devī ceyaṁ śrī-bhagavad-rūpānusāreṇa lakṣmyā vividha-mūrtivat bhagavan-mahiṣī-varāyāḥ śrī-kālindyā eva saṁjñā-chāyā-nyāyena tac-chāyā vibhūti-rūpā bhagavata eva mahā-vibhūteḥ samudrasya bhāryā-svarūpā mūrtir ekā jñeyā.
Bhakti-ratnākara gives the following description about this event:
“O Shrinivas! This is Ram Ghat! Here the son of Rohiṇī danced the Rāsa. This Rāsa-sthalī of Balaram is far away from the place where Sri Krishna played the Rāsa with his sweethearts. What can I say? Balaram is as grave as millions of oceans. He is most patient and he is Krishna’s second body. He eagerly came to Vraja from Dwaraka and stayed there for two months – Caitra and Vaishakh, during which he spoke with Sri Nanda and Yashoda and delighted Krishna’s friends in different ways. With different plaintive words the intelligent son of Rohiṇī consoled Krishna’s sweethearts in different ways and then he enchanted his own beloved gopīs, with whom he had previously enjoyed in the spring. O Shrinivas! The Lord and his devotees have described the Rāsa-līlā of Balaram in many different ways. Balaram dragged the Yamuna to this spot so that he could play in her waters here.”
When Sriman Nityananda Prabhu came to Vrindavan in the course of his pilgrimage he stayed at Ram Ghat for a few days, in the ecstasy of Baladeva. Srila Raghunath says: “I devotedly praise this wonderful Ram Ghat.”
labaṇa samudre yāya manda prabāhe
ye yamunāya baladeba kupita haiyā;
ākarṣaṇa korechena lāṅgalāgra diyā
yāre ākṛṣṭāra nyāya adyāpiho loke;
yamunāra tīre sei bakra ghāṭa dekhe
yamunā tīrastha tīrtha rāma-ghāṭa nāma;
bhakti bhare vandi kori ananta praṇāma

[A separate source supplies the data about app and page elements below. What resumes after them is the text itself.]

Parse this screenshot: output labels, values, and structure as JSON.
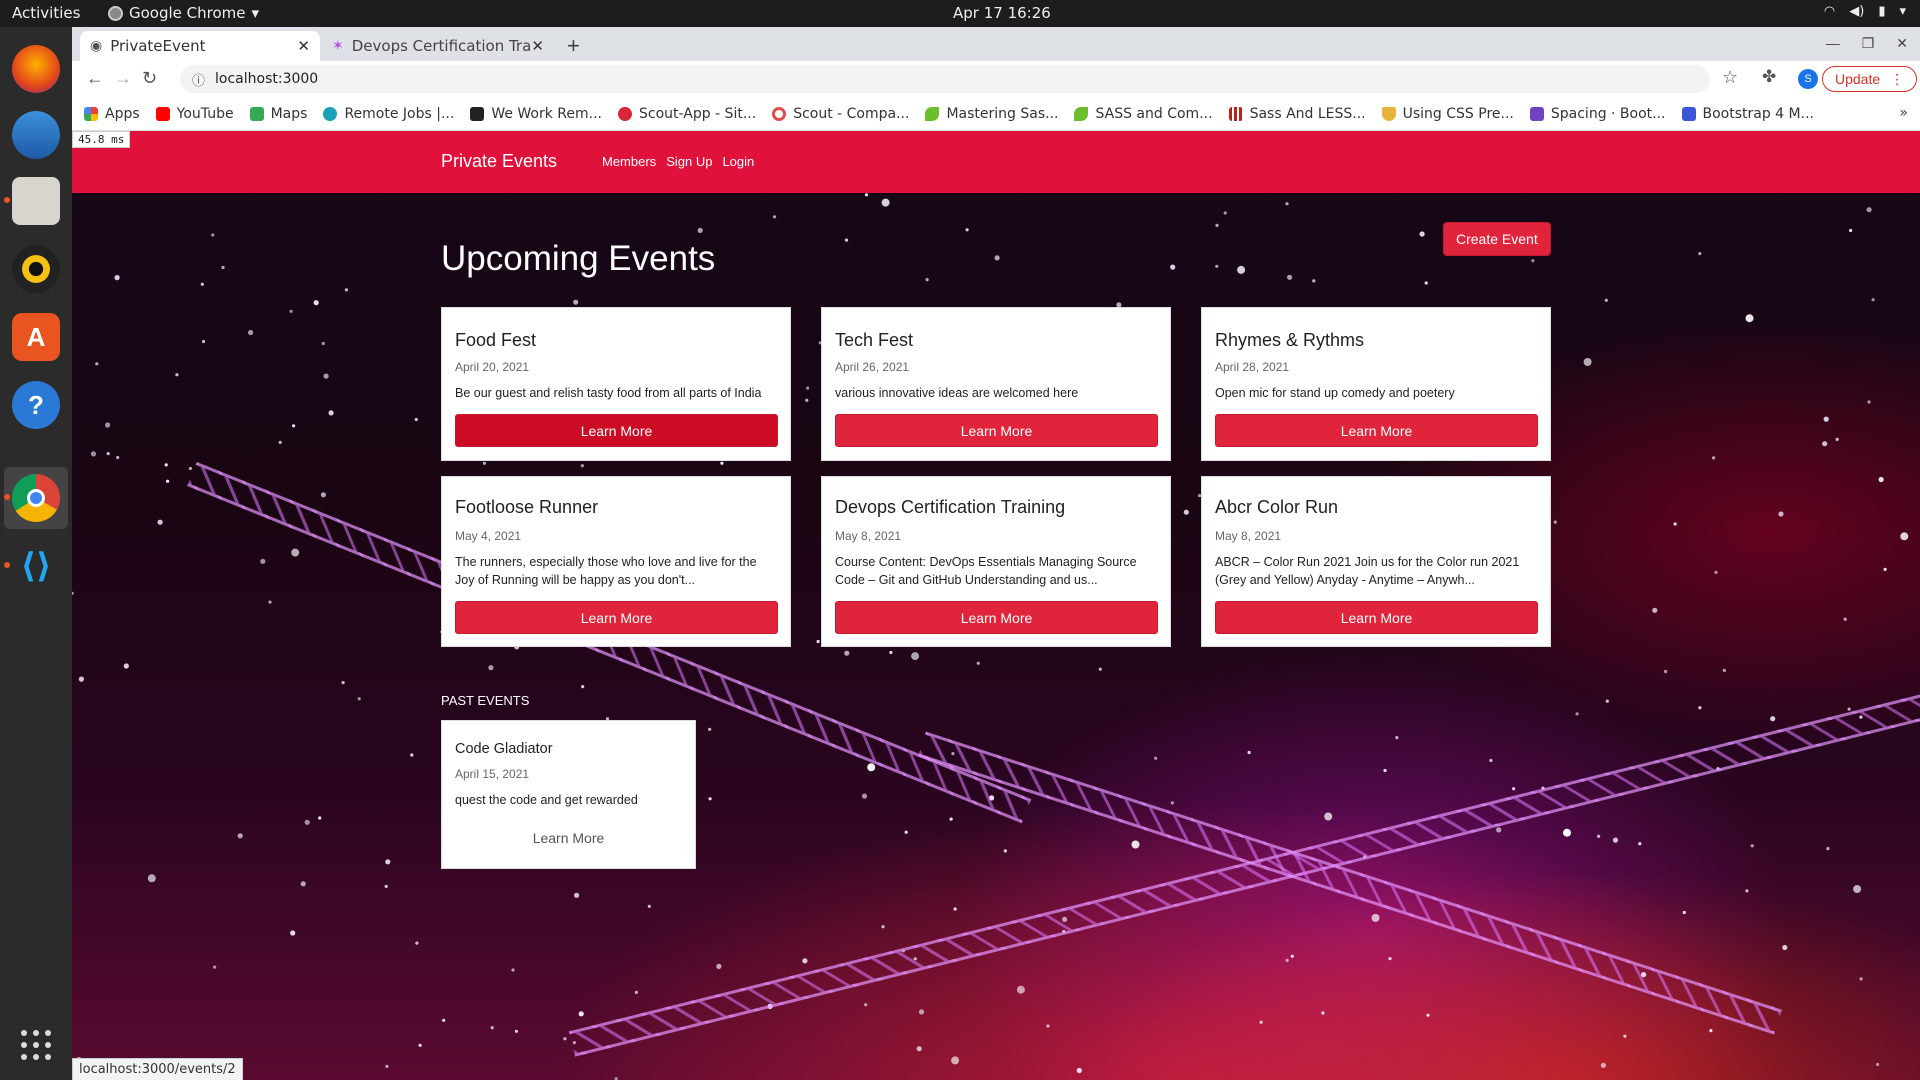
{
  "os": {
    "activities": "Activities",
    "app_name": "Google Chrome",
    "clock": "Apr 17  16:26"
  },
  "browser": {
    "tabs": [
      {
        "label": "PrivateEvent",
        "active": true
      },
      {
        "label": "Devops Certification Trai",
        "active": false
      }
    ],
    "url": "localhost:3000",
    "update_label": "Update",
    "profile_initial": "S",
    "bookmarks": [
      {
        "label": "Apps",
        "color": "#4285f4"
      },
      {
        "label": "YouTube",
        "color": "#ff0000"
      },
      {
        "label": "Maps",
        "color": "#34a853"
      },
      {
        "label": "Remote Jobs |...",
        "color": "#1aa1b9"
      },
      {
        "label": "We Work Rem...",
        "color": "#222222"
      },
      {
        "label": "Scout-App - Sit...",
        "color": "#d9263a"
      },
      {
        "label": "Scout - Compa...",
        "color": "#e04b4b"
      },
      {
        "label": "Mastering Sas...",
        "color": "#6abf2a"
      },
      {
        "label": "SASS and Com...",
        "color": "#6abf2a"
      },
      {
        "label": "Sass And LESS...",
        "color": "#b3261e"
      },
      {
        "label": "Using CSS Pre...",
        "color": "#e8b33a"
      },
      {
        "label": "Spacing · Boot...",
        "color": "#6f42c1"
      },
      {
        "label": "Bootstrap 4 M...",
        "color": "#3a56d4"
      }
    ],
    "status_url": "localhost:3000/events/2",
    "perf_badge": "45.8 ms"
  },
  "site": {
    "brand": "Private Events",
    "nav": [
      "Members",
      "Sign Up",
      "Login"
    ],
    "heading": "Upcoming Events",
    "create_label": "Create Event",
    "upcoming": [
      {
        "title": "Food Fest",
        "date": "April 20, 2021",
        "desc": "Be our guest and relish tasty food from all parts of India",
        "button": "Learn More"
      },
      {
        "title": "Tech Fest",
        "date": "April 26, 2021",
        "desc": "various innovative ideas are welcomed here",
        "button": "Learn More"
      },
      {
        "title": "Rhymes & Rythms",
        "date": "April 28, 2021",
        "desc": "Open mic for stand up comedy and poetery",
        "button": "Learn More"
      },
      {
        "title": "Footloose Runner",
        "date": "May 4, 2021",
        "desc": "The runners, especially those who love and live for the Joy of Running will be happy as you don't...",
        "button": "Learn More"
      },
      {
        "title": "Devops Certification Training",
        "date": "May 8, 2021",
        "desc": "Course Content: DevOps Essentials Managing Source Code – Git and GitHub Understanding and us...",
        "button": "Learn More"
      },
      {
        "title": "Abcr Color Run",
        "date": "May 8, 2021",
        "desc": "ABCR – Color Run 2021 Join us for the Color run 2021 (Grey and Yellow) Anyday - Anytime – Anywh...",
        "button": "Learn More"
      }
    ],
    "past_heading": "PAST EVENTS",
    "past": [
      {
        "title": "Code Gladiator",
        "date": "April 15, 2021",
        "desc": "quest the code and get rewarded",
        "button": "Learn More"
      }
    ]
  }
}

Out of separation Yamuna slowly streamed towards the ocean, being bereft of a relationship with Krishna, when Baladeva angrily dragged her towards himself with the tip of his plough. Even nowadays people can see that the course of Yamuna is crooked here at this ghāṭa because of this! With great devotion I offer innumerable obeisances unto Ram Ghat on the bank of the Yamuna.
Commentary of Sri Radha Kund Mahant, Pandit Sri Ananta Das Babaji Maharaj is named Stavāmṛta Kaṇā Vyākhyā (a drop of the nectar of Stavāvalī), and was published in Gaurābda 503 (1989 A.D.) from Sri Krishna Chaitanya Shastra Mandir, Vrajananda Ghera, PO Radhakunda (district Mathura), U.P., India.
Devotional songs in Bengali that follow each commentary were composed by Dr. Haripada Sheel.
© Translated by Advaita dāsa in 1994
More of Ananta Das Pandit’s writings in English translation can be found at Tarun Govinda’s blog, Amrita Tarangini.